Market volatility increased in February as concerning inflation data and the Russian invasion of Ukraine sent markets lower. The CBOE Volatility Index or VIX traded close to the 52-week intraday high on February 24 – the day of the full-scale invasion – at 37.8. The VIX has slightly fallen back to 30.2 since that day but remains elevated and more than twice the level of the mid-October 52-week lows of 15.0.
Gold futures climbed throughout the month finishing higher by 6.2%. Gold has not really worked as an inflation hedge in this cycle, but the war in Ukraine is testing physical Gold – with success thus far – as a “disaster hedge.” Oil prices (West Texas Intermediate, or WTI) jumped 10.7% when international sanctions on Russia followed the Ukraine invasion.
Bitcoin gained 8.4% in February, while Ethereum gained 5.2%. The crypto “asset class” seemed to have found its footing in February as the slide from the November highs halted. While the inflation hedge narrative for cryptocurrencies has not fared well over the past few quarters, crypto assets did see a boost as new sanctions were imposed on Russia, including removing some banks from the SWIFT network and banning payments from Russia to foreigners. As Russians were struggling to remove their plunging Rubles from their banks, speculators assumed the demand for crypto assets would surge as Russians looked for alternatives.
At Beacon Pointe, we remain confident that our long-term themes and theses of “Financial Repression” and “Inflation Rates and Rotation” remain intact. The situation in Ukraine is fluid and subject to change. Under the premise that the stock markets take into consideration all available information, including present and potential future events, markets will discount any new information very rapidly when unexpected developments occur. We believe that geopolitical risks generally exacerbate trends already in place, but are generally not the catalysts for a new trend. Our portfolios are built to withstand these bouts of geopolitical volatility.
Chart of the Month – the Efficient Frontier
At Beacon Pointe, our goal is to build optimal portfolios on the efficient frontier to achieve the client’s investment objective with the least amount of risk. A combination of assets, i.e., a portfolio, is referred to as “efficient” if it has the best possible expected level of return for its level of risk – which is represented by the standard deviation of the portfolio’s return.
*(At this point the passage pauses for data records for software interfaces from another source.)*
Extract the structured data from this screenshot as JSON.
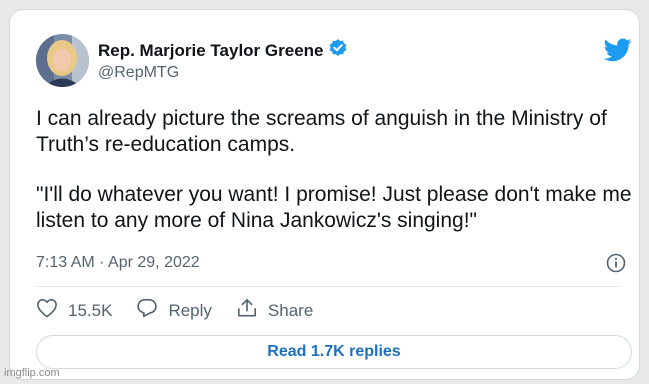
{
  "tweet": {
    "author_name": "Rep. Marjorie Taylor Greene",
    "handle": "@RepMTG",
    "verified": true,
    "paragraphs": [
      "I can already picture the screams of anguish in the Ministry of Truth’s re-education camps.",
      "\"I'll do whatever you want! I promise! Just please don't make me listen to any more of Nina Jankowicz's singing!\""
    ],
    "timestamp": "7:13 AM · Apr 29, 2022",
    "likes": "15.5K",
    "reply_label": "Reply",
    "share_label": "Share",
    "read_replies_label": "Read 1.7K replies"
  },
  "icons": {
    "brand": "twitter-bird-icon",
    "verified": "verified-badge-icon",
    "info": "info-icon",
    "like": "heart-icon",
    "reply": "reply-bubble-icon",
    "share": "share-icon"
  },
  "colors": {
    "brand_blue": "#1d9bf0",
    "link_blue": "#1d6fc0",
    "text": "#0f1419",
    "muted": "#536471"
  },
  "watermark": "imgflip.com"
}
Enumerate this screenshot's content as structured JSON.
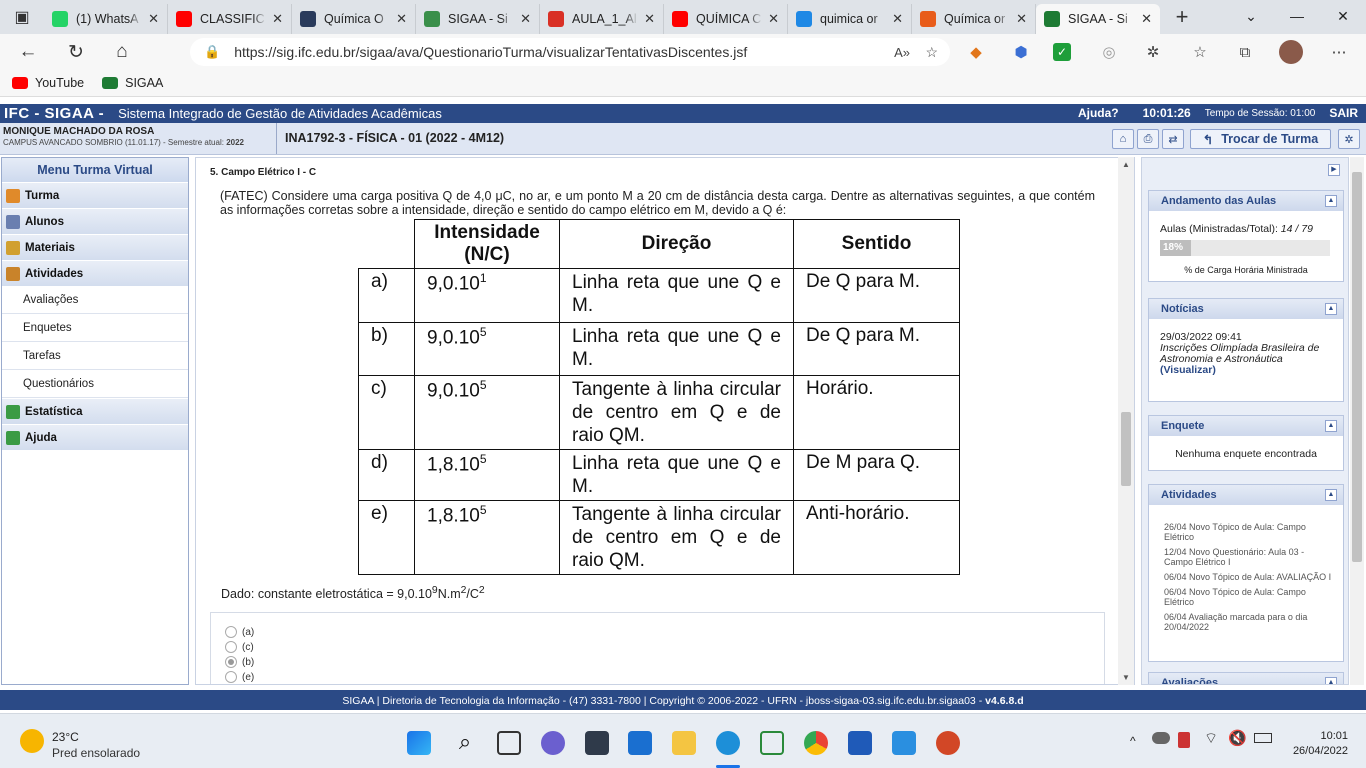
{
  "browser": {
    "tabs": [
      {
        "title": "(1) WhatsA",
        "color": "#25d366"
      },
      {
        "title": "CLASSIFIC",
        "color": "#ff0000"
      },
      {
        "title": "Química O",
        "color": "#2a3b5c"
      },
      {
        "title": "SIGAA - Si",
        "color": "#3a8f4a"
      },
      {
        "title": "AULA_1_Al",
        "color": "#d93025"
      },
      {
        "title": "QUÍMICA C",
        "color": "#ff0000"
      },
      {
        "title": "quimica or",
        "color": "#1e88e5"
      },
      {
        "title": "Química or",
        "color": "#e85c1a"
      },
      {
        "title": "SIGAA - Si",
        "color": "#1e7b34",
        "active": true
      }
    ],
    "url": "https://sig.ifc.edu.br/sigaa/ava/QuestionarioTurma/visualizarTentativasDiscentes.jsf",
    "bookmarks": [
      {
        "label": "YouTube",
        "color": "#ff0000"
      },
      {
        "label": "SIGAA",
        "color": "#1e7b34"
      }
    ]
  },
  "sigaa": {
    "logo": "IFC - SIGAA -",
    "system_name": "Sistema Integrado de Gestão de Atividades Acadêmicas",
    "help": "Ajuda?",
    "time": "10:01:26",
    "session_label": "Tempo de Sessão: 01:00",
    "exit": "SAIR",
    "user_name": "MONIQUE MACHADO DA ROSA",
    "campus": "CAMPUS AVANCADO SOMBRIO (11.01.17) - Semestre atual: ",
    "semester": "2022",
    "course": "INA1792-3 - FÍSICA - 01 (2022 - 4M12)",
    "change_class": "Trocar de Turma"
  },
  "menu": {
    "title": "Menu Turma Virtual",
    "groups": [
      {
        "label": "Turma"
      },
      {
        "label": "Alunos"
      },
      {
        "label": "Materiais"
      },
      {
        "label": "Atividades"
      },
      {
        "label": "Estatística"
      },
      {
        "label": "Ajuda"
      }
    ],
    "sub_items": [
      "Avaliações",
      "Enquetes",
      "Tarefas",
      "Questionários"
    ]
  },
  "question": {
    "title": "5. Campo Elétrico I - C",
    "text": "(FATEC) Considere uma carga positiva Q de 4,0 μC, no ar, e um ponto M a 20 cm de distância desta carga. Dentre as alternativas seguintes, a que contém as informações corretas sobre a intensidade, direção e sentido do campo elétrico em M, devido a Q é:",
    "headers": [
      "Intensidade (N/C)",
      "Direção",
      "Sentido"
    ],
    "rows": [
      {
        "letter": "a)",
        "base": "9,0.10",
        "exp": "1",
        "dir": "Linha reta que une Q e M.",
        "sense": "De Q para M."
      },
      {
        "letter": "b)",
        "base": "9,0.10",
        "exp": "5",
        "dir": "Linha reta que une Q e M.",
        "sense": "De Q para M."
      },
      {
        "letter": "c)",
        "base": "9,0.10",
        "exp": "5",
        "dir": "Tangente à linha circular de centro em Q e de raio QM.",
        "sense": "Horário."
      },
      {
        "letter": "d)",
        "base": "1,8.10",
        "exp": "5",
        "dir": "Linha reta que une Q e M.",
        "sense": "De M para Q."
      },
      {
        "letter": "e)",
        "base": "1,8.10",
        "exp": "5",
        "dir": "Tangente à linha circular de centro em Q e de raio QM.",
        "sense": "Anti-horário."
      }
    ],
    "given_prefix": "Dado: constante eletrostática = 9,0.10",
    "given_exp1": "9",
    "given_mid": "N.m",
    "given_exp2": "2",
    "given_mid2": "/C",
    "given_exp3": "2",
    "options": [
      {
        "label": "(a)",
        "selected": false
      },
      {
        "label": "(c)",
        "selected": false
      },
      {
        "label": "(b)",
        "selected": true
      },
      {
        "label": "(e)",
        "selected": false
      }
    ]
  },
  "right": {
    "progress_title": "Andamento das Aulas",
    "progress_label": "Aulas (Ministradas/Total): ",
    "progress_value": "14 / 79",
    "progress_percent_text": "18%",
    "progress_fraction": 0.18,
    "progress_caption": "% de Carga Horária Ministrada",
    "news_title": "Notícias",
    "news_date": "29/03/2022 09:41",
    "news_text": "Inscrições Olimpíada Brasileira de Astronomia e Astronáutica",
    "news_link": "(Visualizar)",
    "poll_title": "Enquete",
    "poll_text": "Nenhuma enquete encontrada",
    "activities_title": "Atividades",
    "activities": [
      "26/04 Novo Tópico de Aula: Campo Elétrico",
      "12/04 Novo Questionário: Aula 03 - Campo Elétrico I",
      "06/04 Novo Tópico de Aula: AVALIAÇÃO I",
      "06/04 Novo Tópico de Aula: Campo Elétrico",
      "06/04 Avaliação marcada para o dia 20/04/2022"
    ],
    "evaluations_title": "Avaliações"
  },
  "footer": {
    "text": "SIGAA | Diretoria de Tecnologia da Informação - (47) 3331-7800 | Copyright © 2006-2022 - UFRN - jboss-sigaa-03.sig.ifc.edu.br.sigaa03 - ",
    "version": "v4.6.8.d"
  },
  "taskbar": {
    "temp": "23°C",
    "weather": "Pred ensolarado",
    "clock_time": "10:01",
    "clock_date": "26/04/2022"
  }
}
The mean-variance efficient frontier is the set of optimal portfolios that offer the highest expected return for a defined level of risk or the lowest risk for a given level of expected return. Portfolios that lie below the efficient frontier are sub-optimal because they do not provide enough return for the level of risk.
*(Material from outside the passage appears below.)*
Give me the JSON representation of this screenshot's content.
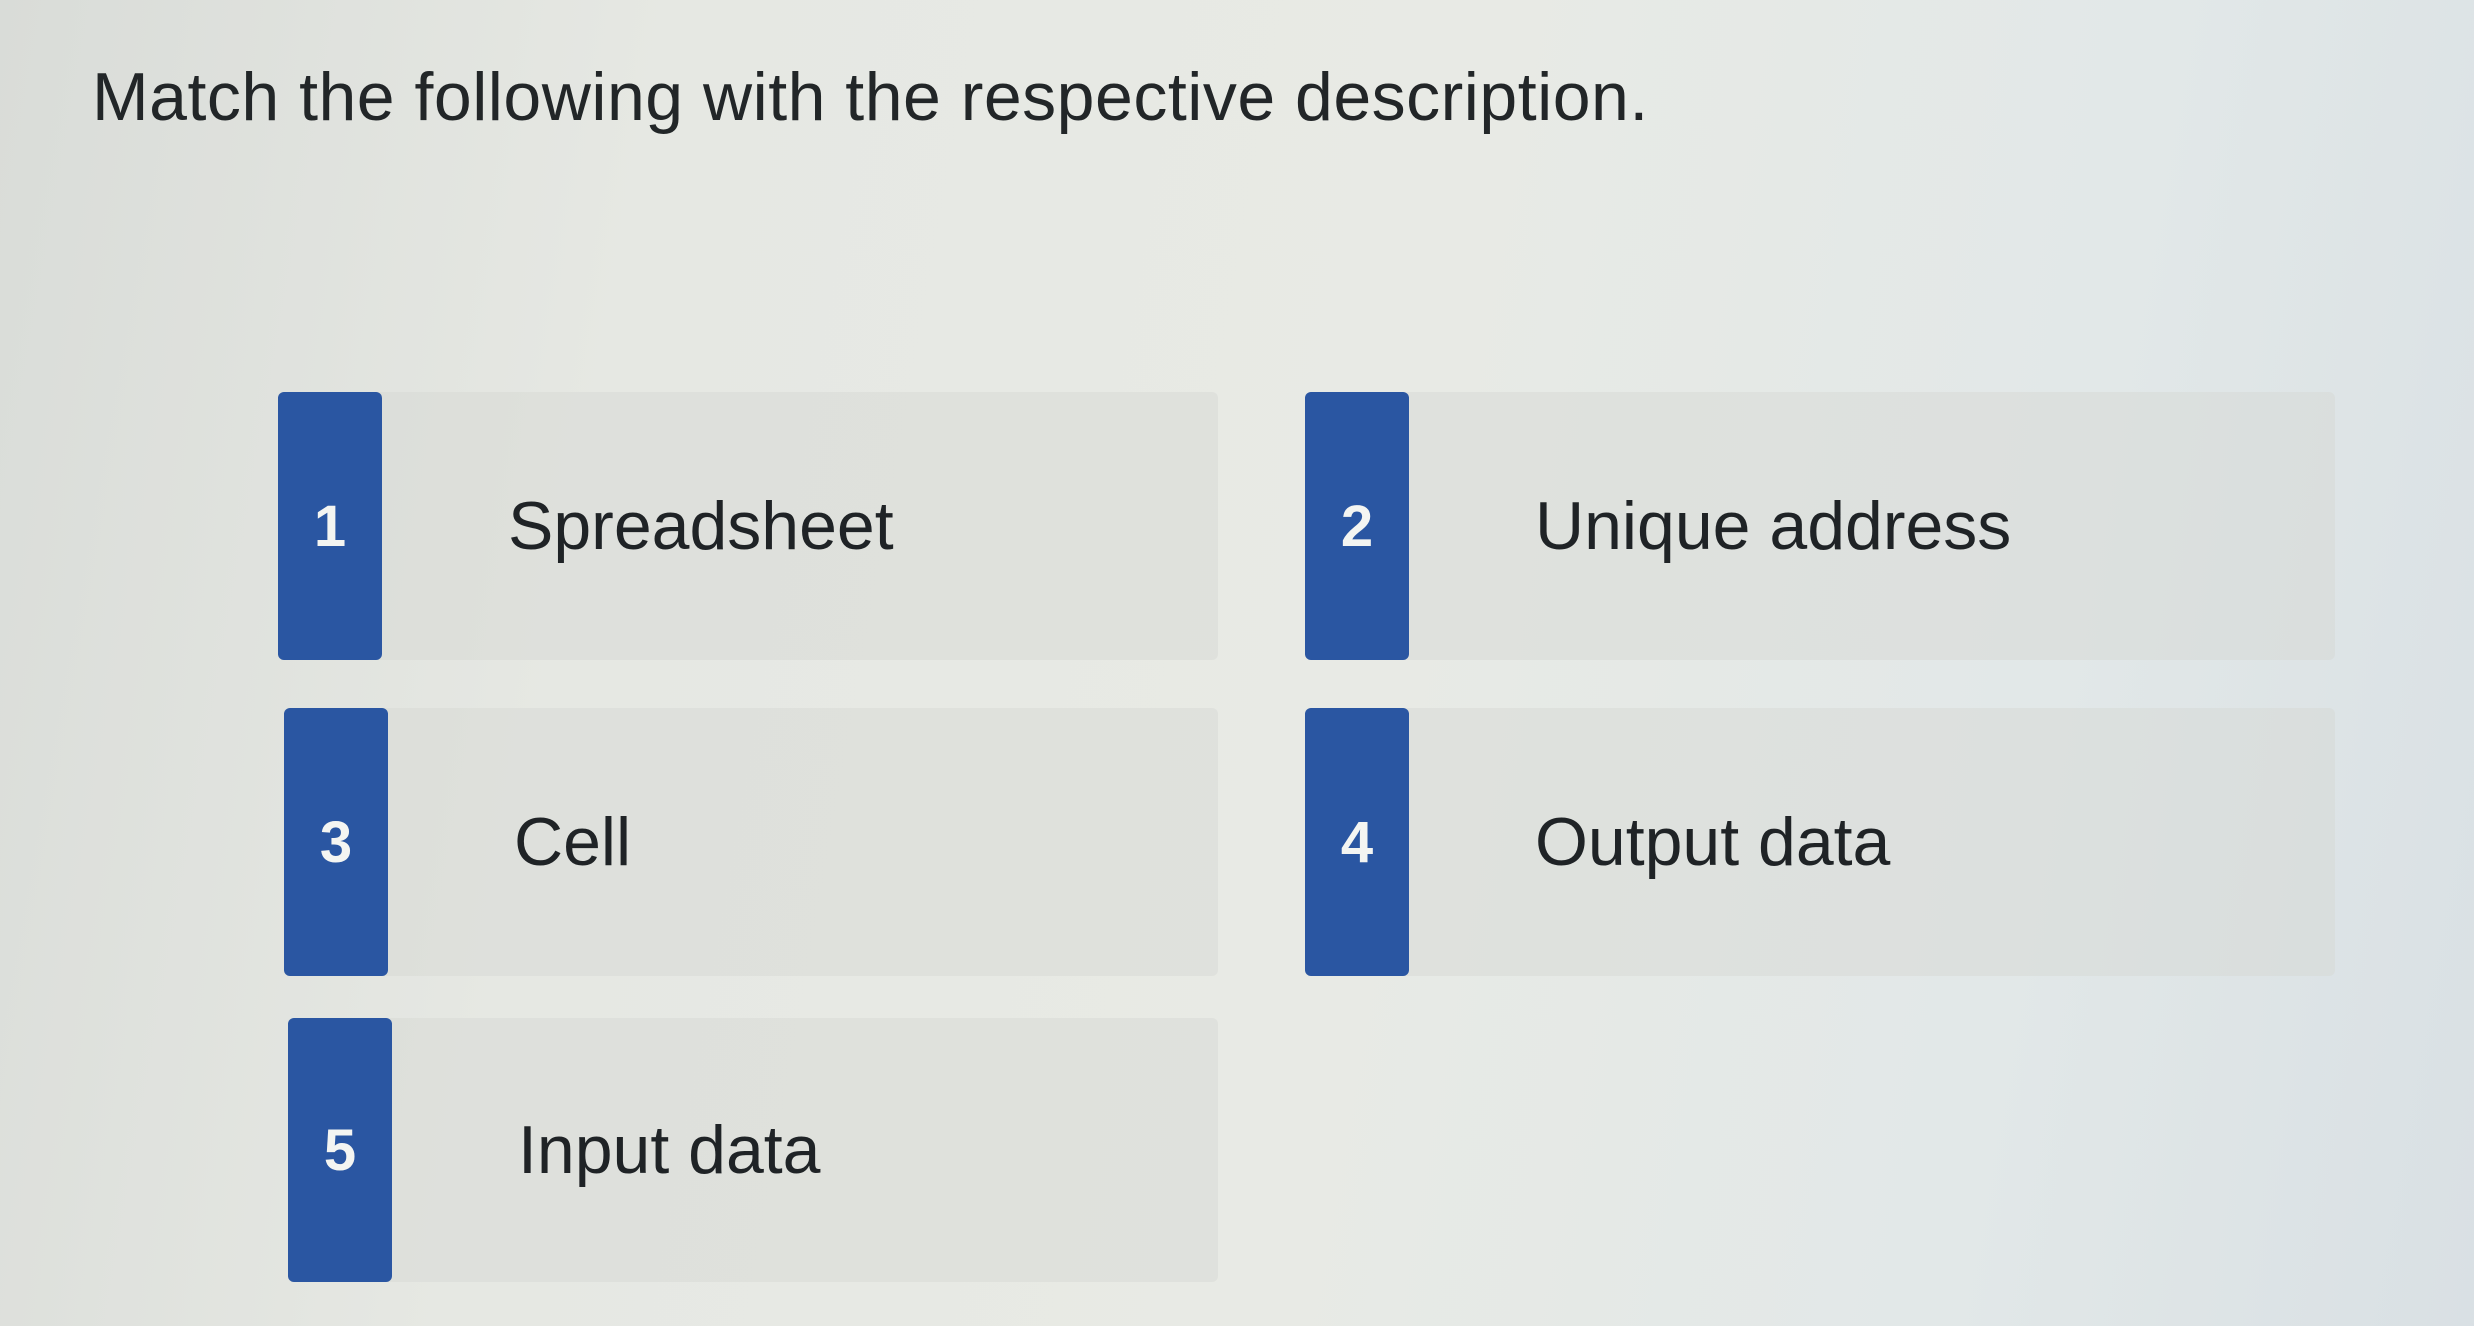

Quote of the Month
“Volatility is the price we pay to build wealth.”
– Michael G. Dow, Chief Investment Officer at Beacon Pointe
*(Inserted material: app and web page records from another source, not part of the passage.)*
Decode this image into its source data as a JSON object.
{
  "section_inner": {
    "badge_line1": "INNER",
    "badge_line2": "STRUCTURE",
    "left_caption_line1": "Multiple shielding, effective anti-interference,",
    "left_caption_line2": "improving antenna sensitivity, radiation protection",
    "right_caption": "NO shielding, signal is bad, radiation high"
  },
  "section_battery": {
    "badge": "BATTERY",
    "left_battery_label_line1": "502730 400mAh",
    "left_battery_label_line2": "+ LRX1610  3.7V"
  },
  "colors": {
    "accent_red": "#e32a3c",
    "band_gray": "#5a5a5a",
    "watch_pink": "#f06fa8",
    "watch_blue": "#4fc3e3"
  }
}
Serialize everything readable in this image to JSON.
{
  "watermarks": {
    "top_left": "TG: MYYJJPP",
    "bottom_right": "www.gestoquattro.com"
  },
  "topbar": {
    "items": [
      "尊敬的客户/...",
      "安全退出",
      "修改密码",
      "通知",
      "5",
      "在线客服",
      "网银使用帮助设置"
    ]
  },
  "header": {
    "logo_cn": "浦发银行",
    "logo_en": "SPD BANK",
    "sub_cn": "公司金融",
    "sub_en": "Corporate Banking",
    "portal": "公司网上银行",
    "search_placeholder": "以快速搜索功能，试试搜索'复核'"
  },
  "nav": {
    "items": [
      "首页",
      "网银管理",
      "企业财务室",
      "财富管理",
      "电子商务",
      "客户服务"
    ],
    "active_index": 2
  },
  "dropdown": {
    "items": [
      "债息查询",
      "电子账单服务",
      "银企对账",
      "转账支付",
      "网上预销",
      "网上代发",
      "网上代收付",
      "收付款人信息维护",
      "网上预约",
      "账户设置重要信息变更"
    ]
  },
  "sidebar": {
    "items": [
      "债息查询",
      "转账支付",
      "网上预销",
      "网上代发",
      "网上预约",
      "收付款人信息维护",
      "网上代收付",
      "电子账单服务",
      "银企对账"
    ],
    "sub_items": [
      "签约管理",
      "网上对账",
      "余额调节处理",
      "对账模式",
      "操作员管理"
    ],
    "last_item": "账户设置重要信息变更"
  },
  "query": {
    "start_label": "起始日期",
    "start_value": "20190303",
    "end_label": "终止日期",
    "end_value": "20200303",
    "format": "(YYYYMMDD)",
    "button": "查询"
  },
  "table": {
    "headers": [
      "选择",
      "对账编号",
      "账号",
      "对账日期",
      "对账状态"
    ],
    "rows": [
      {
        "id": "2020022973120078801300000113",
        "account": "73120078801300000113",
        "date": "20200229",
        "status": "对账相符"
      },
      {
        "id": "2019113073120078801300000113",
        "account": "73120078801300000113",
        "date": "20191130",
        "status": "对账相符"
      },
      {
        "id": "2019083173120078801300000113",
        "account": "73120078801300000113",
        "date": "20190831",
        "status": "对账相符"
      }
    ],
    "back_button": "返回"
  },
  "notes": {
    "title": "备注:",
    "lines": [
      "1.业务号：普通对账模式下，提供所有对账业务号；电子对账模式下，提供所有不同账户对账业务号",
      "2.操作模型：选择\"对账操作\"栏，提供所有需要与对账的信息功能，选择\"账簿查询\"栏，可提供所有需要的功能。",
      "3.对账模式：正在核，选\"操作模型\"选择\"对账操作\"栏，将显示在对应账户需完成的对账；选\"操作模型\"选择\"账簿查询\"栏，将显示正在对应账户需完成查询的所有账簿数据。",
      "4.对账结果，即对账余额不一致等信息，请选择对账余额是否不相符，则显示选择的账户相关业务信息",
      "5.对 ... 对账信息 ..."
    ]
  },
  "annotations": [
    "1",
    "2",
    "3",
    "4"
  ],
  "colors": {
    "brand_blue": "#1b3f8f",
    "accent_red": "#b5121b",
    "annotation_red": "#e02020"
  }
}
Major Asset Class Dashboard
Important Disclosure: This report is for informational purposes only. Opinions expressed herein are subject to change without notice. Beacon Pointe has exercised all reasonable professional care in preparing this information. The information has been obtained from sources we believe to be reliable; however, Beacon Pointe has not independently verified, or attested to, the accuracy or authenticity of the information. Nothing contained herein should be construed or relied upon as investment, legal or tax advice. All investments involve risks, including the loss of principal. Investors should consult with their financial professional before making any investment decisions. Past performance is not a guarantee of future results.
© Beacon Pointe Advisors. All Rights Reserved.